IDJ Magazine - March 2009 - written by Ollie Warwick:



Here is a transcript of a Time Out review of our October 2007 Party:

Time Out’s first preview of Wang in 2000 described it as putting ‘an end to further back-in-the-day nostalgia by moving on from where the so-called old guard left off’. It is not the case for tonight’s shindig seven years later, however, as the Wang crew appear to be getting soggy at the very thought of Gerald Simpson (aka A Guy Called Gerald) and Graham Massey (of 808 State) reuniting here.
Not that you can blame them – it’s the first time the two UK house legends have played live together since the second summer of love (we’re talking 1989) and who hasn’t basked in the classic ‘Pacific State’ or ‘Voodoo Ray’ at some point in their clubbing career? It’s a big deal for a crowd who are as keen on the classic tracks as they are on fresh and hard-hitting electronic genius.
It’s no surprise then that Simian Mobile Disco are tagging along. It’s a rare chance to catch the infectious twosome for those that couldn’t elbow their way into their storming Scala show last Thursday. Wang has a fine habit of showcasing future stars before they shoot off into the stratosphere. It throws them in with maverick masters like Andrew Weatherall and the result is not incongruous as you might expect. Young guns this time are Uncle Buck, a duo touted as the next Chemical Brothers (but then again, who hasn’t been these days?) who have barely had time to forge their own sound but are, even so, going to erupt. They’ve already graced Ibiza Rocks, Glastonbury and Fabric and their electro-house re-rubs should tear the roof off these fine-art studios. Andrew Weatherall is popping in, so isn’t it about time you popped your Wang cherry? It’s only fair on your ears.
Written by Kate Hutchinson

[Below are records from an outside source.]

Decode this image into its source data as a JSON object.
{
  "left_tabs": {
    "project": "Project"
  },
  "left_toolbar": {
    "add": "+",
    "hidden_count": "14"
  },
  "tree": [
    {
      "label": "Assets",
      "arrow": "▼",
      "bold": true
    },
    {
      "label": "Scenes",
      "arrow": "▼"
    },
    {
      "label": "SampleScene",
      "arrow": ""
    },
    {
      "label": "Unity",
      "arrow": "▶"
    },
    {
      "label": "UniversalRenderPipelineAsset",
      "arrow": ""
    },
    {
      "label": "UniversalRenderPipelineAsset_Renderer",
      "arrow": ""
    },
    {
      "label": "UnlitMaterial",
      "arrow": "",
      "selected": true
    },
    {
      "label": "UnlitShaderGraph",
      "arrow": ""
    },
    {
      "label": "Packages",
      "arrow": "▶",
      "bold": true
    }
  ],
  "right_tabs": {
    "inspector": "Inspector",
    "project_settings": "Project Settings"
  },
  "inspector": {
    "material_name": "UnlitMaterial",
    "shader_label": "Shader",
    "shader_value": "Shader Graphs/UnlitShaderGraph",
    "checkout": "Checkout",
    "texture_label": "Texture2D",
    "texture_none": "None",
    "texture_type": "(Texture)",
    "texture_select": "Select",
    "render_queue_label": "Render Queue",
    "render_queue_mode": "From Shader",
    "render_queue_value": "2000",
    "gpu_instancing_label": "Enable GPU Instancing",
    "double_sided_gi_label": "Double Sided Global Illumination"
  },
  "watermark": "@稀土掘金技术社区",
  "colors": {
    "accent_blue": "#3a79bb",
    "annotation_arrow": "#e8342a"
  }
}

Here is a transcript of a Time Out review from May 2000:

Trip, Shoom, Zap. The names of many seminal clubs describe an emotional high, because through music, mates, and magic, that's what they were about. Wang is no exception - but it puts an end to further back-in-the-day nostalgia by moving on from where the so called old guard left off. 'People always want to recapture the old vibe,' says effervescent promoter Lula, 'but you can't do it by playing the same old tunes. We wanted to put on a night for all the new, really out-there music, and also for live acts.'
Wang finally came together when Lula saw the Premises. 'I scoured London before I found it. The people are so friendly, and the place has a perfect house party atmosphere.' It looks like a house too: with a flight of steps, a proper front door and even a hallway leading into the world of Wang. A bar space winds away down into three small rooms, each one grooving to spaced-out undulations of sound centred on the finest electro and pioneering noise. DJs like Process and Jon Reynolds are 'friends who are into what we're doing,' she adds.
'I know it sounds corny but it's about people coming together and having a good time.' Wang is that rare place that combines the best elements of its small party origins and the quality music of a proper night club. We arrived at 2am and our Saturday night seemed to begin again, with my friend declaring that he'd 'never been to anything like this' and dancing non-stop until it finished. So it ended happily too, not with a bang so much as a Wang!
Writen by Chloe Lola